There are positive and negative effects of winter weather to turf on the golf course. These effects are dependent on the type of precipitation, temperature, and how long the snow or ice cover exists.
The best precipitation for turf is a powdery snow. A thick blanket of snow provides an insulating blanket that protects the turf. When exposed turf thaws in winter, it will began to break dormancy and root systems will start to absorb moisture. The cell walls of the plants become thinner and are more susceptible to damage from a significant drop in temperature. If this occurs with the temperatures, these swollen cells can be damaged and turf loss will occur. A thick blanket of snow will also protect turf from winter desiccation, which is the drying up of turf when exposed to winter winds. The wind removes moisture from the turf and leaves it unable to replenish itself because the water it needs is frozen in the soil.
As for a cover of ice on turf, especially on greens, is not what we want to see happen.
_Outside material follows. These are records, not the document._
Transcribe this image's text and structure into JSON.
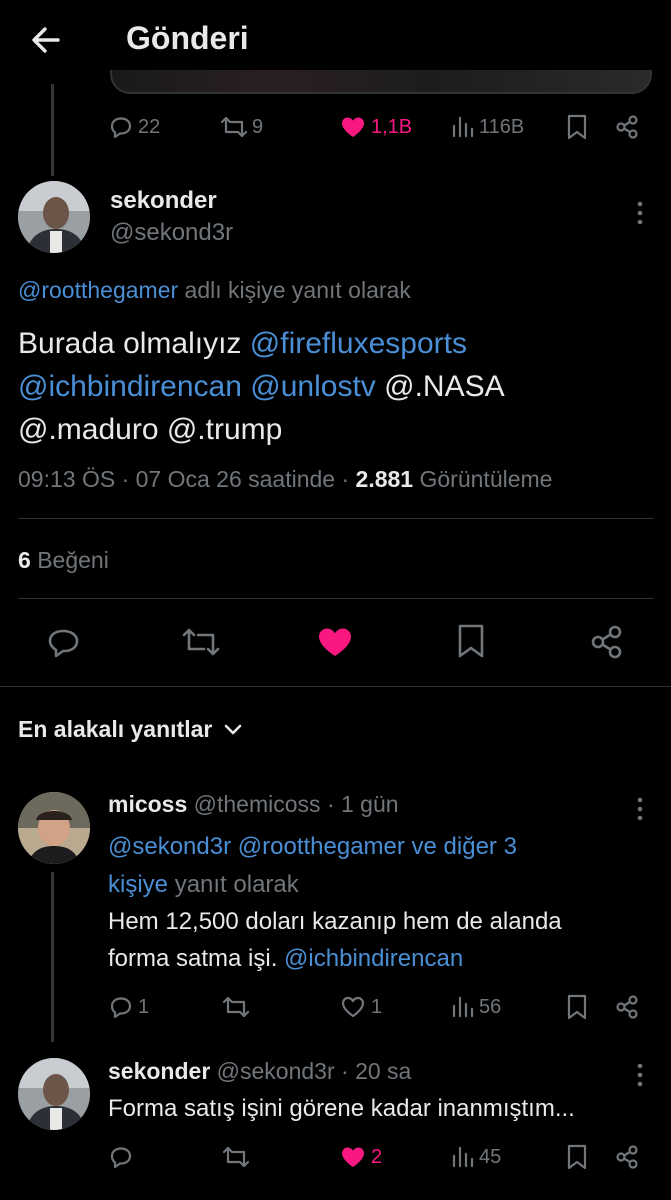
{
  "header": {
    "title": "Gönderi"
  },
  "parent_actions": {
    "replies": "22",
    "reposts": "9",
    "likes": "1,1B",
    "views": "116B"
  },
  "tweet": {
    "name": "sekonder",
    "handle": "@sekond3r",
    "replying_mention": "@rootthegamer",
    "replying_suffix": "adlı kişiye yanıt olarak",
    "text_plain_1": "Burada olmalıyız",
    "mention_1": "@firefluxesports",
    "mention_2": "@ichbindirencan",
    "mention_3": "@unlostv",
    "text_plain_2": "@.NASA",
    "text_plain_3": "@.maduro @.trump",
    "time": "09:13 ÖS · 07 Oca 26 saatinde ·",
    "views": "2.881",
    "views_label": "Görüntüleme",
    "likes_count": "6",
    "likes_label": "Beğeni"
  },
  "sort": {
    "label": "En alakalı yanıtlar"
  },
  "replies": [
    {
      "name": "micoss",
      "handle": "@themicoss",
      "time": "· 1 gün",
      "replying_mentions": "@sekond3r @rootthegamer ve diğer 3",
      "replying_mentions_2": "kişiye",
      "replying_suffix": "yanıt olarak",
      "text_line_1": "Hem 12,500 doları kazanıp hem de alanda",
      "text_line_2": "forma satma işi.",
      "text_mention": "@ichbindirencan",
      "replies": "1",
      "likes": "1",
      "views": "56"
    },
    {
      "name": "sekonder",
      "handle": "@sekond3r",
      "time": "· 20 sa",
      "text_line_1": "Forma satış işini görene kadar inanmıştım...",
      "likes": "2",
      "views": "45"
    }
  ],
  "colors": {
    "accent": "#4a8fd6",
    "like": "#f91880",
    "muted": "#71767b",
    "divider": "#2f3336"
  }
}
When a layer of ice forms on the surface of the green it can cause problems if this layer is there for a week or so. Toxic levels of carbon dioxide can become built up under the ice and not allowed to escape. The Carbon Dioxide is the result of the turf being alive under the ice, and the cells of the plant are using food that has been stored in an effort to survive. The conversion of the food to energy releases the Carbon Dioxide which is a toxin to the turf, when the gas cannot escape the ice layer for an extended period of time. Poa Annua also known as annual bluegrass is more susceptible to damage than the Bentgrass, but unfortunately here at Crofton we have a large population of annual bluegrass.
So if u are wishing for winter weather for the months of December, January, and February, I hope all of u wish for thick blankets of powdery snow!